Task inputs START
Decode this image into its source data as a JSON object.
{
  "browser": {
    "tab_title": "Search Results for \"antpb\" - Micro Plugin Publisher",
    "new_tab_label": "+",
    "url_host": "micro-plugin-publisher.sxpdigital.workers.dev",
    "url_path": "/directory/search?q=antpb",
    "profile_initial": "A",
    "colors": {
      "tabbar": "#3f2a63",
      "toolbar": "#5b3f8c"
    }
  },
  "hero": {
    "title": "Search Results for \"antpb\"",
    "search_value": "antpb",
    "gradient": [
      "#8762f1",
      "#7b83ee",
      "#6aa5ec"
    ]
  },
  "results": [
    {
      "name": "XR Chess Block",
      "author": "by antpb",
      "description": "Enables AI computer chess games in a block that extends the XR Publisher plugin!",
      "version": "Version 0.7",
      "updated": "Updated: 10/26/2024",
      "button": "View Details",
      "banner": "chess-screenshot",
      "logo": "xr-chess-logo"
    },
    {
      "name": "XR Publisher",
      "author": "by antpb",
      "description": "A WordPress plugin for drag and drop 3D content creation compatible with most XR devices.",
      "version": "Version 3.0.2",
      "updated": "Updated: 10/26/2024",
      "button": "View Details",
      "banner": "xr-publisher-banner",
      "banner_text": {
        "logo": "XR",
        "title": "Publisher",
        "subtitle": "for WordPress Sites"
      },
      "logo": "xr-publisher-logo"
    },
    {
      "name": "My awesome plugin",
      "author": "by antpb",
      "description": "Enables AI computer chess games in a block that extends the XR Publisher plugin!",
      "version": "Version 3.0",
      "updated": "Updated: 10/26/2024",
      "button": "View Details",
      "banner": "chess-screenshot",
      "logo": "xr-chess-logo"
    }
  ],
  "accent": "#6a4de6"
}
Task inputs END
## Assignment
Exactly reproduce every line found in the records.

## Response to this task
Decode this image into its source data as a JSON object.
{
  "browser": {
    "tab_title": "Search Results for \"antpb\" - Micro Plugin Publisher",
    "new_tab_label": "+",
    "url_host": "micro-plugin-publisher.sxpdigital.workers.dev",
    "url_path": "/directory/search?q=antpb",
    "profile_initial": "A",
    "colors": {
      "tabbar": "#3f2a63",
      "toolbar": "#5b3f8c"
    }
  },
  "hero": {
    "title": "Search Results for \"antpb\"",
    "search_value": "antpb",
    "gradient": [
      "#8762f1",
      "#7b83ee",
      "#6aa5ec"
    ]
  },
  "results": [
    {
      "name": "XR Chess Block",
      "author": "by antpb",
      "description": "Enables AI computer chess games in a block that extends the XR Publisher plugin!",
      "version": "Version 0.7",
      "updated": "Updated: 10/26/2024",
      "button": "View Details",
      "banner": "chess-screenshot",
      "logo": "xr-chess-logo"
    },
    {
      "name": "XR Publisher",
      "author": "by antpb",
      "description": "A WordPress plugin for drag and drop 3D content creation compatible with most XR devices.",
      "version": "Version 3.0.2",
      "updated": "Updated: 10/26/2024",
      "button": "View Details",
      "banner": "xr-publisher-banner",
      "banner_text": {
        "logo": "XR",
        "title": "Publisher",
        "subtitle": "for WordPress Sites"
      },
      "logo": "xr-publisher-logo"
    },
    {
      "name": "My awesome plugin",
      "author": "by antpb",
      "description": "Enables AI computer chess games in a block that extends the XR Publisher plugin!",
      "version": "Version 3.0",
      "updated": "Updated: 10/26/2024",
      "button": "View Details",
      "banner": "chess-screenshot",
      "logo": "xr-chess-logo"
    }
  ],
  "accent": "#6a4de6"
}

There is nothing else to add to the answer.